@nightline:

Breaking news from the Carina Nebula, 7,500 light years away (what’s that in lookback time? anyone?). A Hubble Space Telescope image released this morning by NASA. Actual captioning information from the Hubble site: “In the cold vacuum of space, there is no edible ice cream, but there is radiation from massive stars that is carving away at cold molecular clouds, creating bizarre, fantasy-like structures.” Photo: NASA, ESA, and the Hubble Heritage Project (STScI/AURA)

“In the cold vacuum of space, there is no edible ice cream, but there is radiation from massive stars that is carving away at cold molecular clouds, creating bizarre, fantasy-like structures.”

@nightline:

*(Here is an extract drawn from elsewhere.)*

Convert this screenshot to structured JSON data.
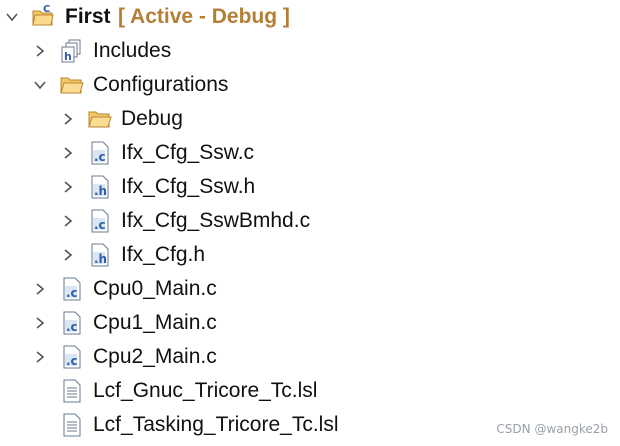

Breaking news from the Carina Nebula, 7,500 light years away (what’s that in lookback time? anyone?).
A Hubble Space Telescope image released this morning by NASA.
Actual captioning information from the Hubble site:
“In the cold vacuum of space, there is no edible ice cream, but there is radiation from massive stars that is carving away at cold molecular clouds, creating bizarre, fantasy-like structures.”
Photo: NASA, ESA, and the Hubble Heritage Project (STScI/AURA)